His Lordship is rapidly reduced to fetching and carrying, while the butler takes charge of tracking food, building shelter and rigging the island up for electricity. Perhaps Barrie was dabbling in the controversial notions of Darwin and Nietzsche; yet, as Theresa Heskins's spirited revival suggests, it was more likely to be an excuse for an awfully big adventure.
The fantasy lagoon, in which sensible ladies lose their corsets and cavort around in buckskins with bows and arrows, looks very much like a dry run for the alternate reality Barrie would introduce in Peter Pan. The parallels are reinforced by the spectacle of Paul Greenwood's Lord Loam wandering round in his nightshirt and top hat, while Andrew Pollard's Crichton adopts the regal bearing and assumption of authority that suggests what might have happened if Peter Pan ever did grow up. The play's biggest challenge is the complexity of the scene changes, which caused the original production to run past midnight; Michael Holt's design transforms itself in the time it takes to sing a couple of shanties, which are worth the price of admission alone.
The motion picture is a charming combination of satire, whimsy, and melodrama.

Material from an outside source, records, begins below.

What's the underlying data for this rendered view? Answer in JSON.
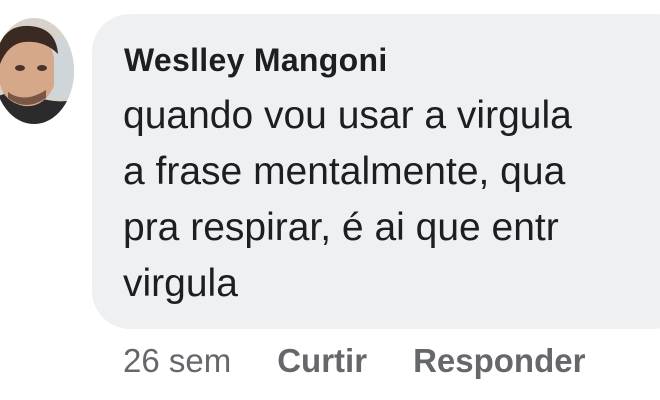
{
  "comment": {
    "author": "Weslley Mangoni",
    "text_lines": [
      "quando vou usar a virgula",
      "a frase mentalmente, qua",
      "pra respirar, é ai que entr",
      "virgula"
    ],
    "time": "26 sem",
    "like_label": "Curtir",
    "reply_label": "Responder"
  }
}
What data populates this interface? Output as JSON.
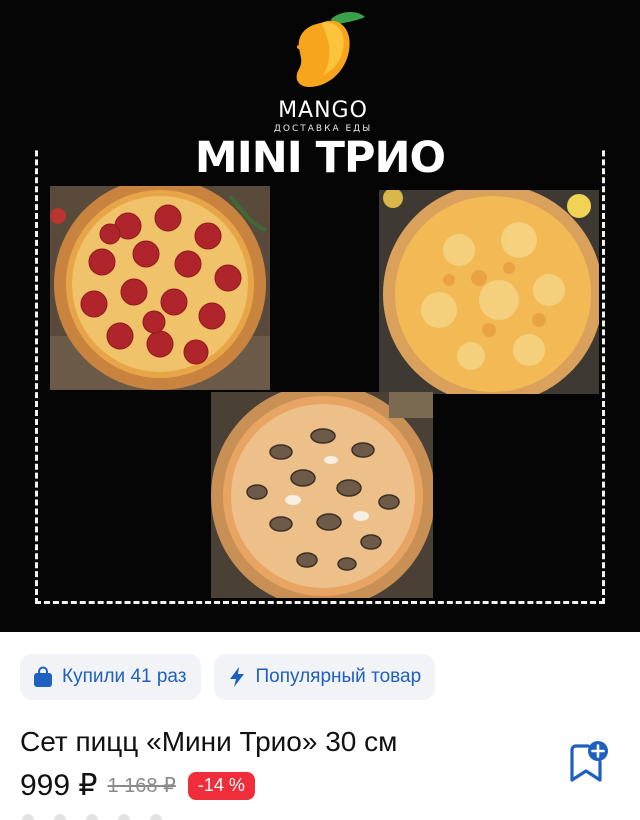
{
  "banner": {
    "brand": "MANGO",
    "brand_sub": "ДОСТАВКА ЕДЫ",
    "title": "MINI ТРИО"
  },
  "badges": [
    {
      "icon": "shopping-bag-icon",
      "label": "Купили 41 раз"
    },
    {
      "icon": "lightning-icon",
      "label": "Популярный товар"
    }
  ],
  "product": {
    "title": "Сет пицц «Мини Трио» 30 см",
    "price": "999 ₽",
    "old_price": "1 168 ₽",
    "discount": "-14 %"
  },
  "colors": {
    "accent": "#1f5fbf",
    "badge_bg": "#f1f3f6",
    "discount_bg": "#ef2d3b",
    "banner_bg": "#050505"
  }
}
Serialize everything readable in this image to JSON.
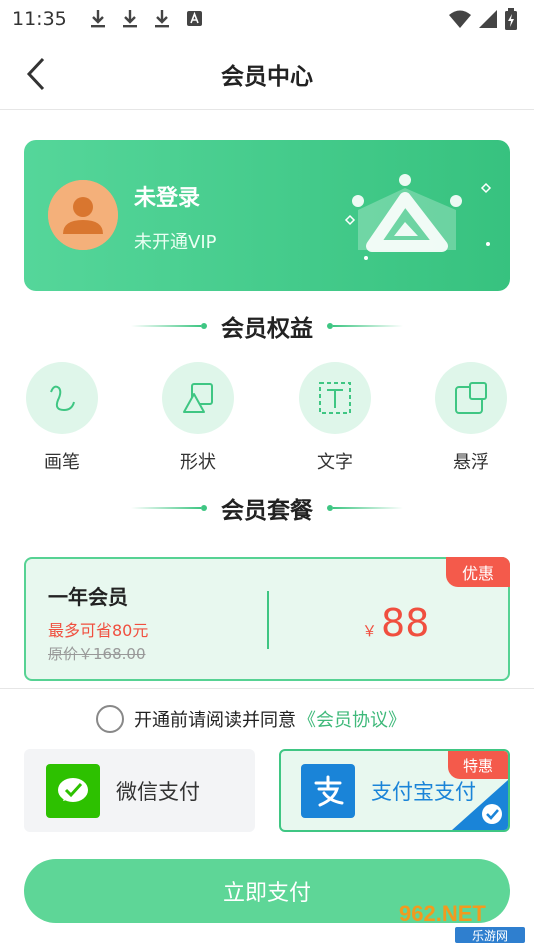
{
  "status_bar": {
    "time": "11:35",
    "icons": [
      "download-icon",
      "download-icon",
      "download-icon",
      "a-icon",
      "wifi-icon",
      "signal-icon",
      "battery-icon"
    ]
  },
  "header": {
    "back_icon": "chevron-left-icon",
    "title": "会员中心"
  },
  "vip_card": {
    "user_name": "未登录",
    "vip_status": "未开通VIP",
    "avatar_icon": "user-avatar-icon",
    "decor_icon": "crown-icon",
    "colors": {
      "from": "#55d69a",
      "to": "#37c27f"
    }
  },
  "benefits": {
    "title": "会员权益",
    "items": [
      {
        "label": "画笔",
        "icon": "brush-icon"
      },
      {
        "label": "形状",
        "icon": "shape-icon"
      },
      {
        "label": "文字",
        "icon": "text-icon"
      },
      {
        "label": "悬浮",
        "icon": "float-window-icon"
      }
    ]
  },
  "packages": {
    "title": "会员套餐",
    "plan": {
      "name": "一年会员",
      "save_text": "最多可省80元",
      "original_price": "原价￥168.00",
      "currency": "￥",
      "price": "88",
      "badge": "优惠"
    }
  },
  "agreement": {
    "text": "开通前请阅读并同意",
    "link": "《会员协议》",
    "checked": false
  },
  "payment": {
    "options": [
      {
        "label": "微信支付",
        "icon": "wechat-pay-icon",
        "selected": false
      },
      {
        "label": "支付宝支付",
        "icon": "alipay-icon",
        "selected": true,
        "badge": "特惠"
      }
    ]
  },
  "pay_button": {
    "label": "立即支付"
  },
  "watermark": {
    "text": "962.NET",
    "subtext": "乐游网"
  },
  "colors": {
    "accent": "#3fc683",
    "price": "#f04f3f",
    "badge": "#f45a4b",
    "alipay": "#1a84d8",
    "wechat": "#2dc100"
  }
}
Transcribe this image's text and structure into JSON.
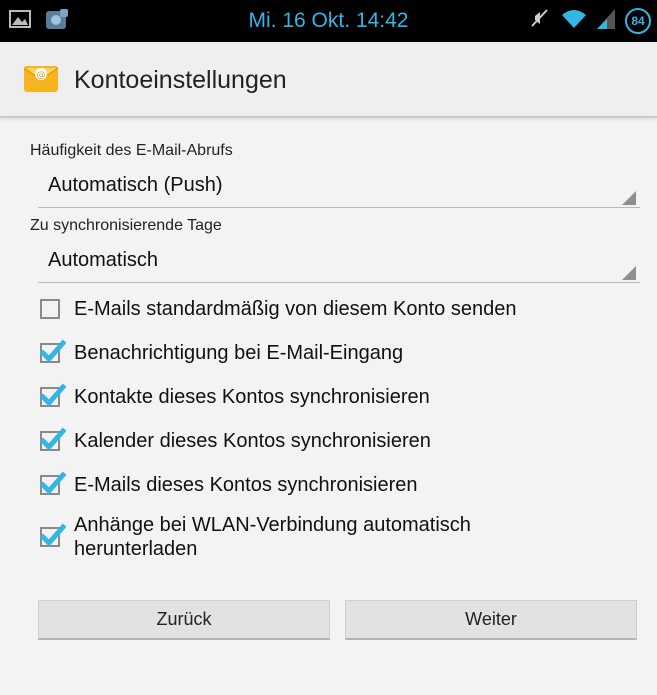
{
  "status_bar": {
    "time": "Mi. 16 Okt. 14:42",
    "battery_level": "84",
    "icons": [
      "image-icon",
      "app-notification-icon",
      "mute-icon",
      "wifi-icon",
      "signal-icon",
      "battery-icon"
    ],
    "accent_color": "#33b5e5"
  },
  "action_bar": {
    "title": "Kontoeinstellungen",
    "icon": "email-app-icon"
  },
  "settings": {
    "fetch_frequency": {
      "label": "Häufigkeit des E-Mail-Abrufs",
      "value": "Automatisch (Push)"
    },
    "sync_days": {
      "label": "Zu synchronisierende Tage",
      "value": "Automatisch"
    }
  },
  "options": [
    {
      "label": "E-Mails standardmäßig von diesem Konto senden",
      "checked": false
    },
    {
      "label": "Benachrichtigung bei E-Mail-Eingang",
      "checked": true
    },
    {
      "label": "Kontakte dieses Kontos synchronisieren",
      "checked": true
    },
    {
      "label": "Kalender dieses Kontos synchronisieren",
      "checked": true
    },
    {
      "label": "E-Mails dieses Kontos synchronisieren",
      "checked": true
    },
    {
      "label": "Anhänge bei WLAN-Verbindung automatisch herunterladen",
      "checked": true
    }
  ],
  "buttons": {
    "back": "Zurück",
    "next": "Weiter"
  },
  "check_color": "#33b5e5"
}
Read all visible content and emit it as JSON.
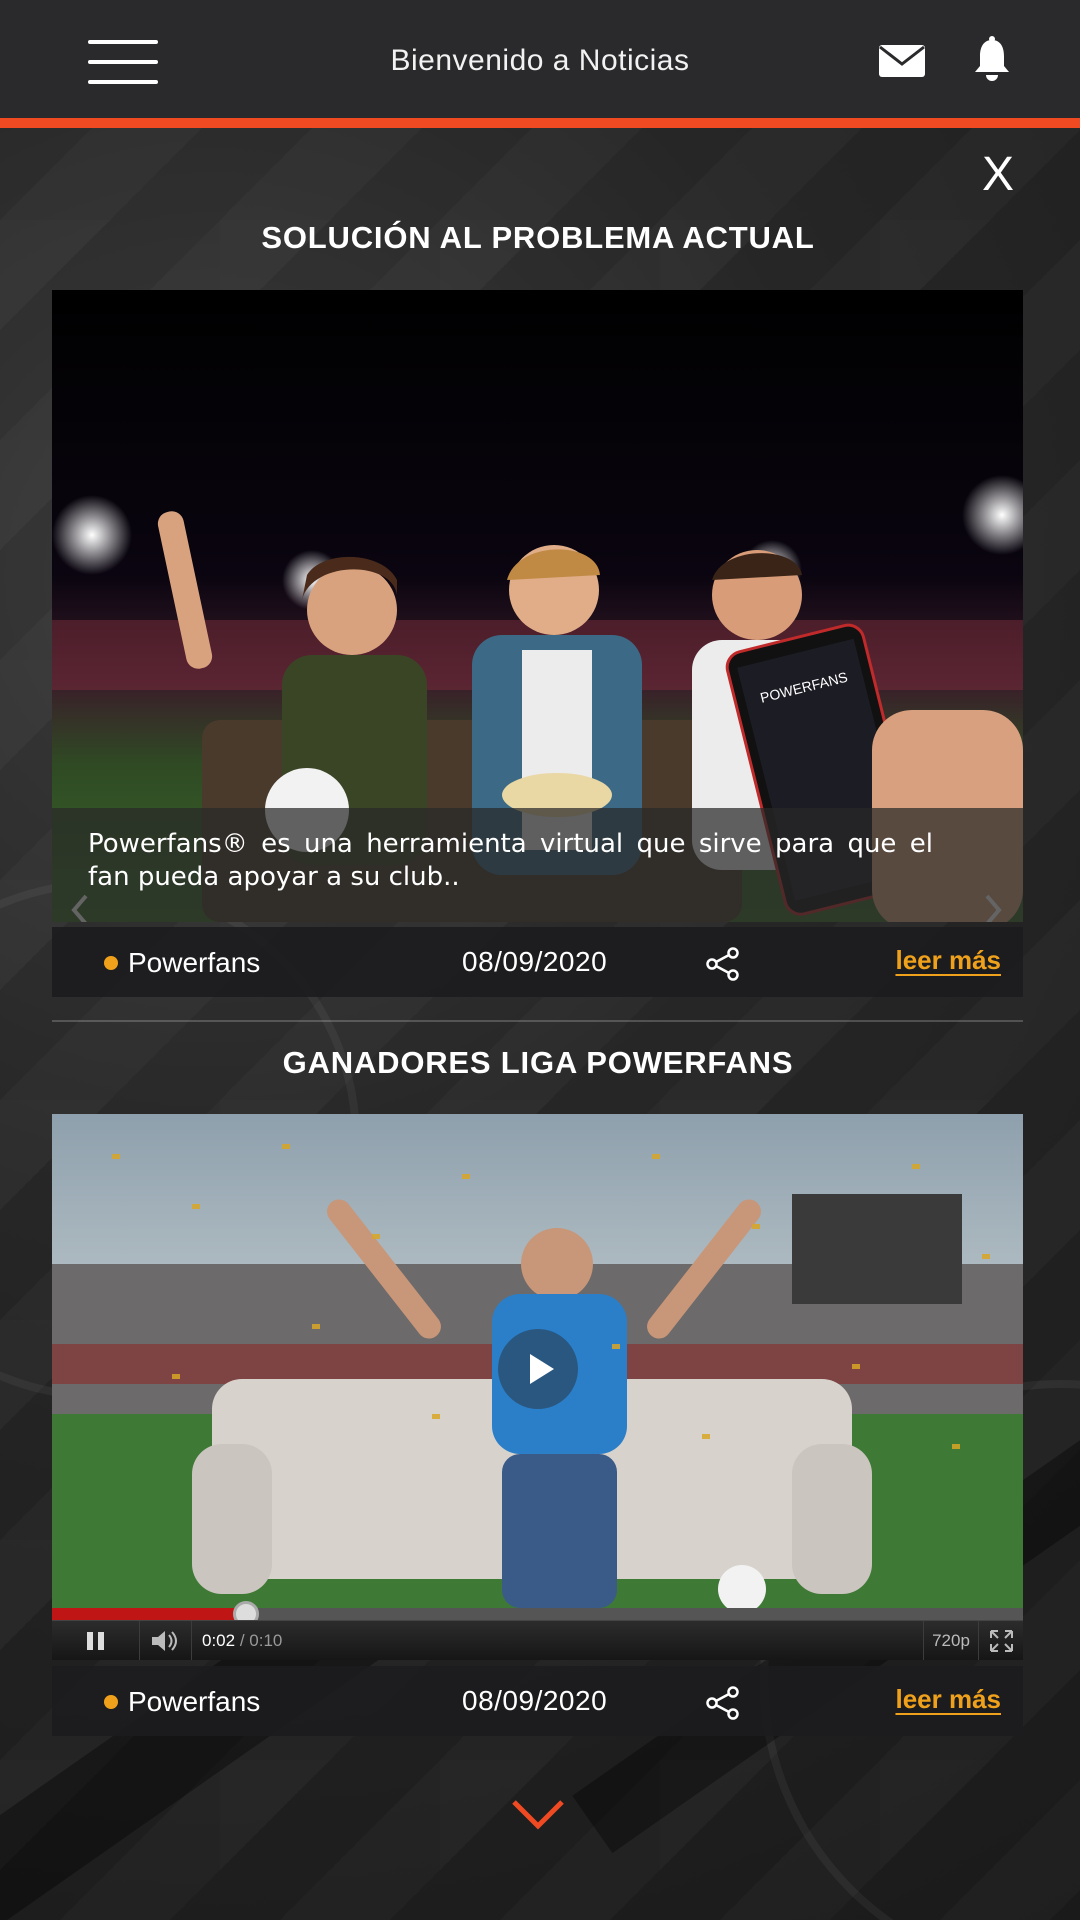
{
  "header": {
    "title": "Bienvenido  a Noticias",
    "icons": [
      "menu-icon",
      "mail-icon",
      "bell-icon"
    ]
  },
  "colors": {
    "accent": "#f04a23",
    "link": "#f0a11c",
    "dot": "#f0a11c",
    "header_bg": "#2a2a2c"
  },
  "close_label": "X",
  "news": [
    {
      "title": "SOLUCIÓN AL PROBLEMA ACTUAL",
      "caption": "Powerfans® es una herramienta virtual que sirve para que el fan pueda apoyar a su club..",
      "source": "Powerfans",
      "date": "08/09/2020",
      "read_more": "leer más",
      "media_type": "image-carousel",
      "icons": [
        "chevron-left-icon",
        "chevron-right-icon",
        "share-icon"
      ]
    },
    {
      "title": "GANADORES LIGA POWERFANS",
      "source": "Powerfans",
      "date": "08/09/2020",
      "read_more": "leer más",
      "media_type": "video",
      "video": {
        "current_time": "0:02",
        "separator": " / ",
        "duration": "0:10",
        "quality": "720p",
        "progress": 0.2
      },
      "icons": [
        "play-icon",
        "pause-icon",
        "volume-icon",
        "fullscreen-icon",
        "share-icon"
      ]
    }
  ],
  "scroll_icon": "chevron-down-icon"
}
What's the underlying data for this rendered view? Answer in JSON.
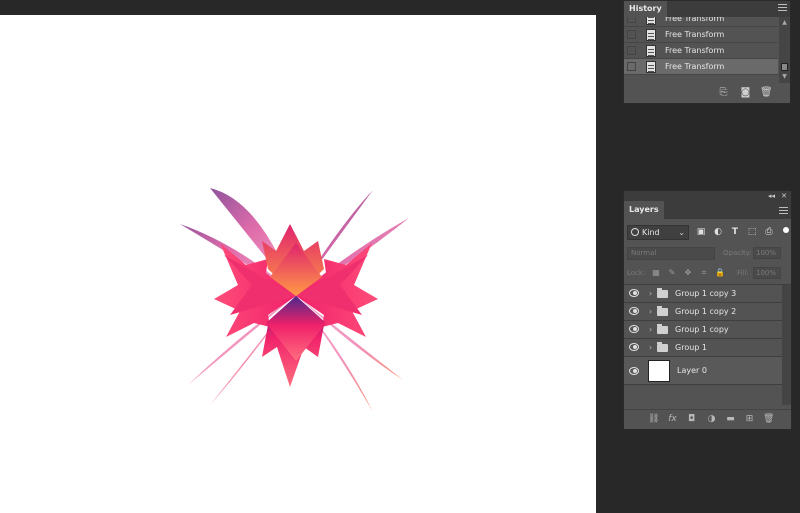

As Crichton, Kenneth More is proper--yet moving.
The adaptation suffers somewhat from an inability to smooth out the entrances and scene changes which are an accepted part of the theater, but unsettling on the screen. The movie's ending was probably more convincing 50 years ago, but is still acceptable. Similarly, thinks Crichton, his master's ideas about equality are not only dangerous but wrong.
Crichton's philosophy is sorely tested when Lord Loam and his daughter are marooned along with Crichton and a few other on a desert island. The motion picture is a charming combination of satire, whimsy, and melodrama.
As Crichton, Kenneth More is proper--yet moving.